Lucky for the Patriots, luck tends to regress over time. What better time for the Cowboys’ interception luck to regress than against an offense as safe as that of the Patriots?

Here are three more aspects of the Dallas Cowboys to keep an eye on this Sunday...

Tag Team, Back Again

Kellen Moore’s tenure as Cowboys offensive coordinator has seen the transition from the arcane offense of the Jason Garrett era to a more progressive scheme. One of the major aspects of this is actually using a second running back. It’s no mistake that all the best offenses with the top offensive minds do this: the Patriots, the Shanahans in various iterations, Sean McVay, and both LaFleurs. Even Sean Payton has consistently given carries to the various Alvin Kamara backups.

Whether it was the hit on Tony Pollard in the fourth round of the 2019 draft or the realization that Zeke Elliott won’t continue to hold up for entire seasons now that there’s an extra regular season game, the Cowboys are finally falling in line with the multi-running back trend. Elliott and Pollard are third and eighth in the league in rushing yards and tenth and second in yards per attempt, respectively. For the first time in his career, Elliott isn’t on the field for nearly 90% of Dallas’ total snaps -- much to he and the Cowboys’ benefit.

Dakota Rain

Dak Prescott is lighting it up through five games. He has the second-highest completion percentage in the NFL, is fourth in touchdown percentage, and is top five in any variation of the “yards per attempt” statistic you can get your hands on. The small contingency of people who still denigrate Dak have very little to point to this season. Aside from an overthrow that was intercepted against the Chargers, Dak has gone punch for punch with Tom Brady when Dallas’ running game was useless against the Buccaneers and outdueled Justin Herbert. Per PFF, Dak had an 82.1 adjusted completion percentage against the Eagles as well as zero turnover-worthy plays against the Panthers. He’s the MVP standing in plain sight.

I’ll Be Dak...With Weapons

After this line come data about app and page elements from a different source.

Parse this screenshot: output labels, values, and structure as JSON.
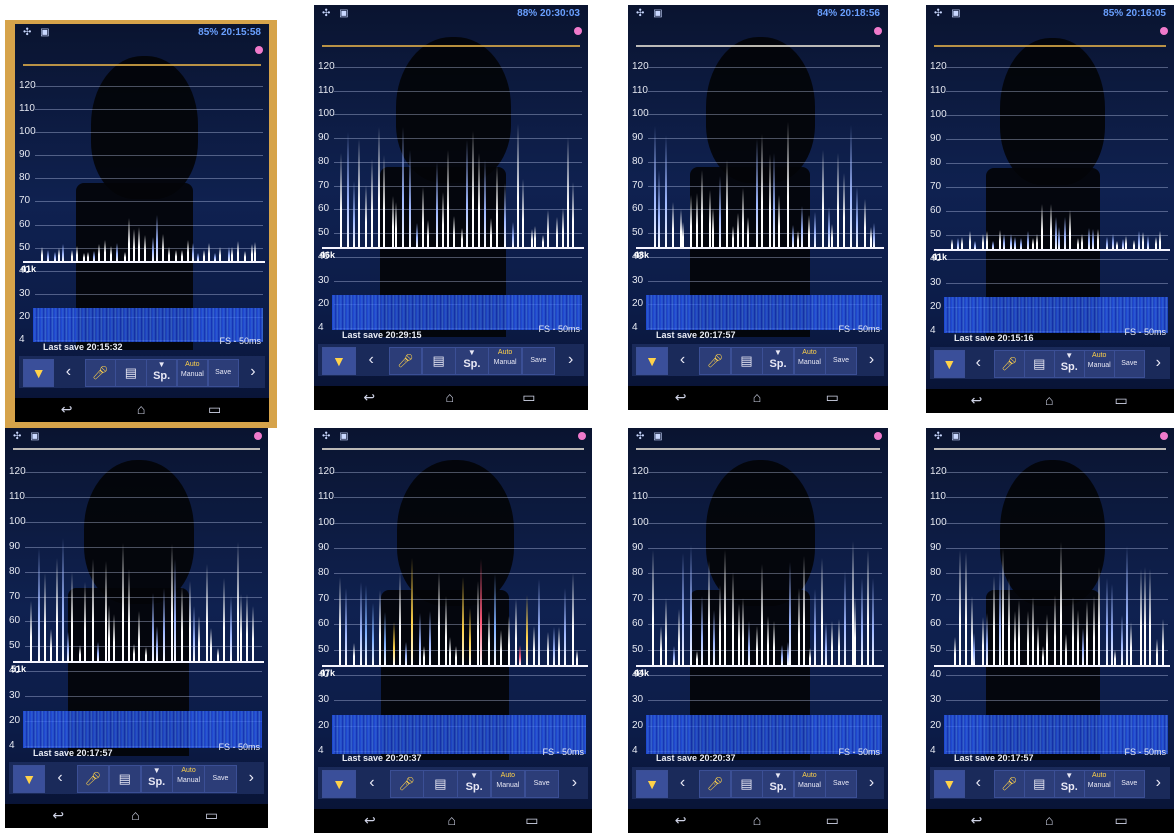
{
  "panels": [
    {
      "status_text": "85% 20:15:58",
      "last_save": "Last save 20:15:32",
      "freq_label": "41k",
      "fs_label": "FS - 50ms"
    },
    {
      "status_text": "88% 20:30:03",
      "last_save": "Last save 20:29:15",
      "freq_label": "46k",
      "fs_label": "FS - 50ms"
    },
    {
      "status_text": "84% 20:18:56",
      "last_save": "Last save 20:17:57",
      "freq_label": "48k",
      "fs_label": "FS - 50ms"
    },
    {
      "status_text": "85% 20:16:05",
      "last_save": "Last save 20:15:16",
      "freq_label": "41k",
      "fs_label": "FS - 50ms"
    },
    {
      "status_text": "",
      "last_save": "Last save 20:17:57",
      "freq_label": "51k",
      "fs_label": "FS - 50ms"
    },
    {
      "status_text": "",
      "last_save": "Last save 20:20:37",
      "freq_label": "47k",
      "fs_label": "FS - 50ms"
    },
    {
      "status_text": "",
      "last_save": "Last save 20:20:37",
      "freq_label": "44k",
      "fs_label": "FS - 50ms"
    },
    {
      "status_text": "",
      "last_save": "Last save 20:17:57",
      "freq_label": "",
      "fs_label": "FS - 50ms"
    }
  ],
  "axis_labels": [
    "120",
    "110",
    "100",
    "90",
    "80",
    "70",
    "60",
    "50",
    "40",
    "30",
    "20",
    "4"
  ],
  "toolbar": {
    "sp_label": "Sp.",
    "auto_label": "Auto",
    "manual_label": "Manual",
    "save_label": "Save",
    "back_glyph": "‹",
    "forward_glyph": "›"
  },
  "navbar": {
    "back_glyph": "↩",
    "home_glyph": "⌂",
    "recent_glyph": "▭"
  },
  "colors": {
    "background": "#020410",
    "spectrogram_band": "#2f66ff",
    "frequency_line": "#f5f5ff",
    "recording_dot": "#f07acb"
  }
}
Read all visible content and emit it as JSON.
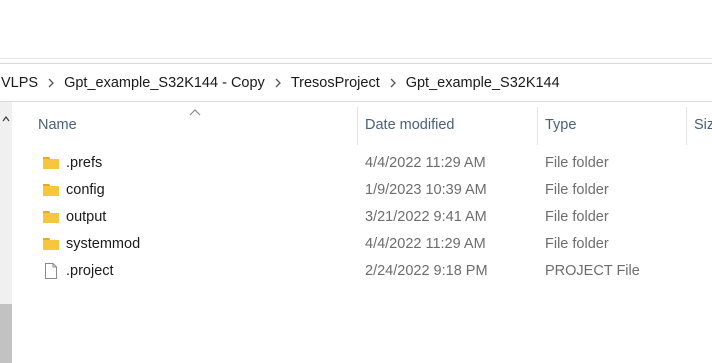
{
  "breadcrumb": [
    "VLPS",
    "Gpt_example_S32K144 - Copy",
    "TresosProject",
    "Gpt_example_S32K144"
  ],
  "columns": {
    "name": "Name",
    "date_modified": "Date modified",
    "type": "Type",
    "size": "Siz"
  },
  "files": [
    {
      "name": ".prefs",
      "date": "4/4/2022 11:29 AM",
      "type": "File folder",
      "icon": "folder-icon"
    },
    {
      "name": "config",
      "date": "1/9/2023 10:39 AM",
      "type": "File folder",
      "icon": "folder-icon"
    },
    {
      "name": "output",
      "date": "3/21/2022 9:41 AM",
      "type": "File folder",
      "icon": "folder-icon"
    },
    {
      "name": "systemmod",
      "date": "4/4/2022 11:29 AM",
      "type": "File folder",
      "icon": "folder-icon"
    },
    {
      "name": ".project",
      "date": "2/24/2022 9:18 PM",
      "type": "PROJECT File",
      "icon": "file-icon"
    }
  ],
  "colors": {
    "folder": "#f8c63d",
    "header_text": "#4c607a",
    "secondary_text": "#6d6d6d"
  }
}
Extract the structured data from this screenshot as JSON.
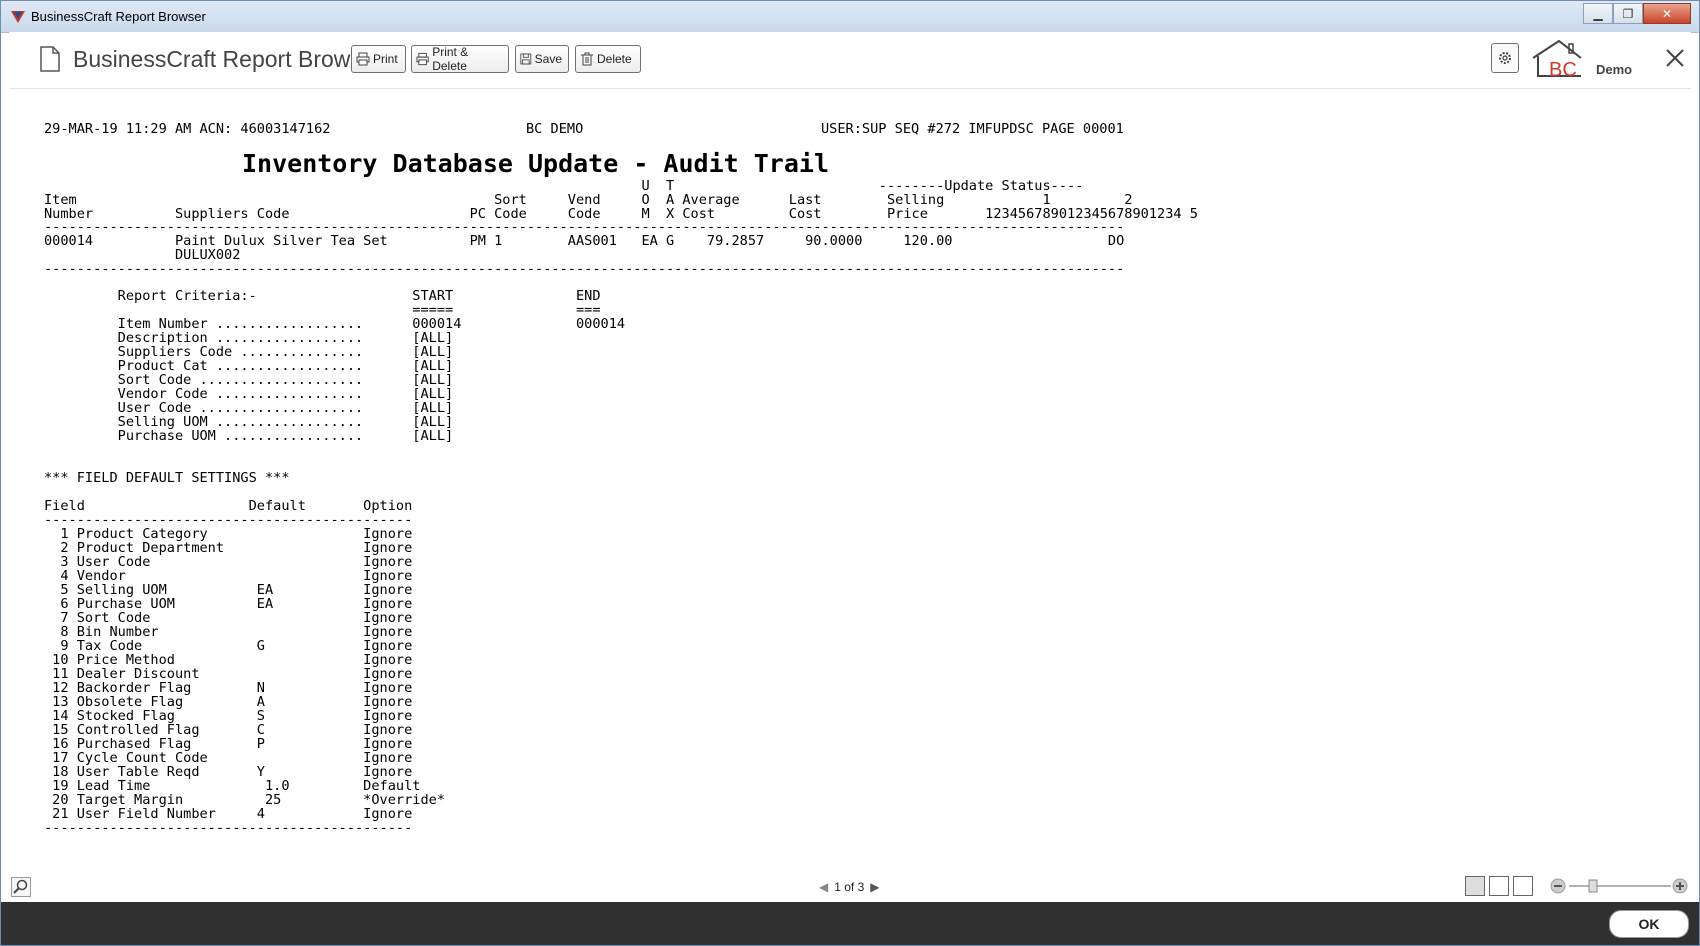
{
  "window": {
    "title": "BusinessCraft Report Browser"
  },
  "toolbar": {
    "app_title": "BusinessCraft Report Browser",
    "print": "Print",
    "print_delete": "Print & Delete",
    "save": "Save",
    "delete": "Delete",
    "brand": "BC",
    "demo": "Demo"
  },
  "report": {
    "header_left": "29-MAR-19 11:29 AM ACN: 46003147162",
    "header_center": "BC DEMO",
    "header_right": "USER:SUP SEQ #272 IMFUPDSC PAGE 00001",
    "title": "Inventory Database Update - Audit Trail",
    "col_lines": [
      "                                                                         U  T                         --------Update Status----",
      "Item                                                   Sort     Vend     O  A Average      Last        Selling            1         2",
      "Number          Suppliers Code                      PC Code     Code     M  X Cost         Cost        Price       123456789012345678901234 5"
    ],
    "sep1": "------------------------------------------------------------------------------------------------------------------------------------",
    "row_lines": [
      "000014          Paint Dulux Silver Tea Set          PM 1        AAS001   EA G    79.2857     90.0000     120.00                   DO",
      "                DULUX002"
    ],
    "sep2": "------------------------------------------------------------------------------------------------------------------------------------",
    "criteria_lines": [
      "         Report Criteria:-                   START               END",
      "                                             =====               ===",
      "         Item Number ..................      000014              000014",
      "         Description ..................      [ALL]",
      "         Suppliers Code ...............      [ALL]",
      "         Product Cat ..................      [ALL]",
      "         Sort Code ....................      [ALL]",
      "         Vendor Code ..................      [ALL]",
      "         User Code ....................      [ALL]",
      "         Selling UOM ..................      [ALL]",
      "         Purchase UOM .................      [ALL]"
    ],
    "field_defaults_lines": [
      "*** FIELD DEFAULT SETTINGS ***",
      "",
      "Field                    Default       Option",
      "---------------------------------------------",
      "  1 Product Category                   Ignore",
      "  2 Product Department                 Ignore",
      "  3 User Code                          Ignore",
      "  4 Vendor                             Ignore",
      "  5 Selling UOM           EA           Ignore",
      "  6 Purchase UOM          EA           Ignore",
      "  7 Sort Code                          Ignore",
      "  8 Bin Number                         Ignore",
      "  9 Tax Code              G            Ignore",
      " 10 Price Method                       Ignore",
      " 11 Dealer Discount                    Ignore",
      " 12 Backorder Flag        N            Ignore",
      " 13 Obsolete Flag         A            Ignore",
      " 14 Stocked Flag          S            Ignore",
      " 15 Controlled Flag       C            Ignore",
      " 16 Purchased Flag        P            Ignore",
      " 17 Cycle Count Code                   Ignore",
      " 18 User Table Reqd       Y            Ignore",
      " 19 Lead Time              1.0         Default",
      " 20 Target Margin          25          *Override*",
      " 21 User Field Number     4            Ignore",
      "---------------------------------------------"
    ]
  },
  "status": {
    "page": "1 of 3"
  },
  "footer": {
    "ok": "OK"
  }
}
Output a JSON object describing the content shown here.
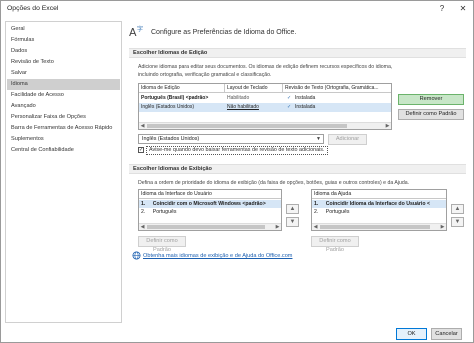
{
  "window": {
    "title": "Opções do Excel",
    "help_glyph": "?",
    "close_glyph": "✕"
  },
  "sidebar": {
    "items": [
      {
        "label": "Geral"
      },
      {
        "label": "Fórmulas"
      },
      {
        "label": "Dados"
      },
      {
        "label": "Revisão de Texto"
      },
      {
        "label": "Salvar"
      },
      {
        "label": "Idioma",
        "active": true
      },
      {
        "label": "Facilidade de Acesso"
      },
      {
        "label": "Avançado"
      },
      {
        "label": "Personalizar Faixa de Opções"
      },
      {
        "label": "Barra de Ferramentas de Acesso Rápido"
      },
      {
        "label": "Suplementos"
      },
      {
        "label": "Central de Confiabilidade"
      }
    ]
  },
  "main": {
    "heading": "Configure as Preferências de Idioma do Office.",
    "editing": {
      "section_title": "Escolher Idiomas de Edição",
      "description": "Adicione idiomas para editar seus documentos. Os idiomas de edição definem recursos específicos do idioma, incluindo ortografia, verificação gramatical e classificação.",
      "columns": [
        "Idioma de Edição",
        "Layout de Teclado",
        "Revisão de Texto (Ortografia, Gramática..."
      ],
      "rows": [
        {
          "language": "Português (Brasil) <padrão>",
          "keyboard": "Habilitado",
          "proofing": "Instalada"
        },
        {
          "language": "Inglês (Estados Unidos)",
          "keyboard": "Não habilitado",
          "proofing": "Instalada"
        }
      ],
      "remove_button": "Remover",
      "set_default_button": "Definir como Padrão",
      "add_select_value": "Inglês (Estados Unidos)",
      "add_button": "Adicionar",
      "notify_checkbox_label": "Avise-me quando devo baixar ferramentas de revisão de texto adicionais.",
      "notify_checked": true
    },
    "display": {
      "section_title": "Escolher Idiomas de Exibição",
      "description": "Defina a ordem de prioridade do idioma de exibição (da faixa de opções, botões, guias e outros controles) e da Ajuda.",
      "ui_list": {
        "header": "Idioma da Interface do Usuário",
        "items": [
          {
            "num": "1.",
            "label": "Coincidir com o Microsoft Windows <padrão>",
            "selected": true
          },
          {
            "num": "2.",
            "label": "Português",
            "selected": false
          }
        ]
      },
      "help_list": {
        "header": "Idioma da Ajuda",
        "items": [
          {
            "num": "1.",
            "label": "Coincidir Idioma da Interface do Usuário <",
            "selected": true
          },
          {
            "num": "2.",
            "label": "Português",
            "selected": false
          }
        ]
      },
      "set_default_ui": "Definir como Padrão",
      "set_default_help": "Definir como Padrão",
      "up_glyph": "▲",
      "down_glyph": "▼"
    },
    "link_text": "Obtenha mais idiomas de exibição e de Ajuda do Office.com"
  },
  "footer": {
    "ok": "OK",
    "cancel": "Cancelar"
  },
  "colors": {
    "accent": "#0078d7",
    "selected_row": "#d6e6f6",
    "link": "#1b5fb0"
  }
}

What better way to support your MVP-caliber quarterback than to have the most stacked pass catching corps in the NFL? Amari Cooper, CeeDee Lamb, and Michael Gallup were already considered the best wide receiver trio in the NFL in 2020 (well, before Antonio Brown signed with the Buccaneers). Gallup is on injured reserve, but 2018 sixth-round pick Cedrick Wilson has slotted in nicely to the third wide receiver slot. Blake Jarwin and Dalton Schultz are a true tight end duo, with neither having significantly more targets or snap share than the other -- another avenue by which Kellen Moore has modernized the Cowboys offense.